Earlier this month I suggested that the Streaming Wars should more accurately be described as the Streaming Skirmishes because although this wasn’t a winner-takes-all scenario, and that multiple SVOD services could happily coexist, even if (hypothetically) one champion emerged they’d still then need to tackle the wider threats for attention and eyeballs from editorial, gaming, social, real-life experiences and eventually, AR / VR.
It’s still fun to play the game, however, and try to address the question for our industry alone: if there could only be one victor, who does win the Streaming Wars?
The obvious answer is the company that is best at turning prospects into enduring – rather than ephemeral, seasonal or tactical – customers.
To understand the acquisition strategies of the various contenders, we can create a pyramid of customer types that looks something like this:
Every VOD service can, to a greater or lesser degree, benefit from impulse buyers, free triallists, word of mouth customers and people who have already registered for updates or limited access.
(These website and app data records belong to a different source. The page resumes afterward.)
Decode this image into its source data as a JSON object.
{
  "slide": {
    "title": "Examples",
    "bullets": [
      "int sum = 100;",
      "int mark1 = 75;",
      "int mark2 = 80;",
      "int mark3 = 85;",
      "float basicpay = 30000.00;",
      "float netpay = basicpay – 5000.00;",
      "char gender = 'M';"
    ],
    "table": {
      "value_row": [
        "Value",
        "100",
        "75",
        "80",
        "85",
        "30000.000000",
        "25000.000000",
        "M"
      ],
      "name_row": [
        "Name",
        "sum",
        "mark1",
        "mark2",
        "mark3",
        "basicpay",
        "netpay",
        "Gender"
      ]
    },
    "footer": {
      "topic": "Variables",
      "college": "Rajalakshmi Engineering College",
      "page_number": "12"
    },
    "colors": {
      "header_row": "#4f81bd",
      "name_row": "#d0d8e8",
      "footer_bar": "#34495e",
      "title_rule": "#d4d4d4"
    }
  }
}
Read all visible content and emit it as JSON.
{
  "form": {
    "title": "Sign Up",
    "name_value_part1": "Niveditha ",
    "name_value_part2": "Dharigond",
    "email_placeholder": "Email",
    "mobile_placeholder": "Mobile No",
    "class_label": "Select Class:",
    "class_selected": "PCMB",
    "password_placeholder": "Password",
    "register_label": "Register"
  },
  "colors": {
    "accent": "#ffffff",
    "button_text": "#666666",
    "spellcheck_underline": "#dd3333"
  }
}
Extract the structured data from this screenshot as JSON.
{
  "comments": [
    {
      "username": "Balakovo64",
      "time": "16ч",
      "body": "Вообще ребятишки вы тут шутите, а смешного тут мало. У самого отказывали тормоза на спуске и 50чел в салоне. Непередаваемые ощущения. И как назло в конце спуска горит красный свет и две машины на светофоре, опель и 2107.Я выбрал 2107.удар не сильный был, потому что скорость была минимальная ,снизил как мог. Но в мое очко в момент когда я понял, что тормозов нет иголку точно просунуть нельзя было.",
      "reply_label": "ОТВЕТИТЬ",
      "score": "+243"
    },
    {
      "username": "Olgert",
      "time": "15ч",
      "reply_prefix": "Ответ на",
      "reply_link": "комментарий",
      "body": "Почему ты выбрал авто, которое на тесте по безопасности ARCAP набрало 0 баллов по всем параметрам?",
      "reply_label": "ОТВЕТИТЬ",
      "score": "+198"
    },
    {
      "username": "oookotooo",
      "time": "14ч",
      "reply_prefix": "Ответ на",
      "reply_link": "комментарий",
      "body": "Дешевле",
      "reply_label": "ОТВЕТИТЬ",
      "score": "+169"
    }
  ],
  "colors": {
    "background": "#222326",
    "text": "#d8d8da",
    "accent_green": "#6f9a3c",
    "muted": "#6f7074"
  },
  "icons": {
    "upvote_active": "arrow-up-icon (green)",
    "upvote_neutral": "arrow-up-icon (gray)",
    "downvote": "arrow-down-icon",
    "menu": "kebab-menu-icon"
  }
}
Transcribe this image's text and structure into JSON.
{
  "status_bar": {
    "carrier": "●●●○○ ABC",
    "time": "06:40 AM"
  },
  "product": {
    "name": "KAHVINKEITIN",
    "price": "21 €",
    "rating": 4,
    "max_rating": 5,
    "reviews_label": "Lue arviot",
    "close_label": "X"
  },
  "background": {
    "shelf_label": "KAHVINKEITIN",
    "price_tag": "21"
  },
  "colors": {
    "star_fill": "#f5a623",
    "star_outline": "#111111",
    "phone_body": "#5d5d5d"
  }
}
But the really big guys come with existing constituencies that can also be converted into loyal, longer-term clients.
Sky and HBO, for example, can draw on their satellite / cable customers. Amazon has 200m worldwide retail customers. Google and Apple – and their related operating systems, app stores and OTT services – are embedded into billions of laptops, smartphones, tablets, TV devices and voice assistants.
My guess, however, is that the winner of the Streaming Wars is…
Why? Because Apple has hardware, but Disney has merchandise; Google has YouTube, Disney has Hulu; Amazon has direct billing relationships with millions of people, Disney too has billing relationships with the millions of people that visit its theme parks.
And on top of that, Disney has almost 100 years’ worth of content (including, of course, the Marvel and Star Wars catalogues) that captivates viewers whatever their age.
The real clincher for me though is that Disney has an ever-replenishing customer base: children. Kids become teenagers, become adults, become parents. And at every stage, whether they know it or not, they’re engaging with Disney content, products and experiences. They have loyalty baked in. Confirming that by subscribing to Disney+ is, therefore, only natural.
What do you think? Good theory / bad theory? Drop me a line with your thoughts or add a comment if you’re seeing this on LinkedIn.
About the author : Kauser Kanji
I've been working in online video since 2005 and have held senior roles at NBC Universal, ITN and Virgin Media. I've also completed VOD projects for the BBC, Netflix, Sony Pictures and a host of broadcasters and service-providers all over the world. Catch me on our weekly debate show, OTT Question Time, or drop me a line on LinkedIn.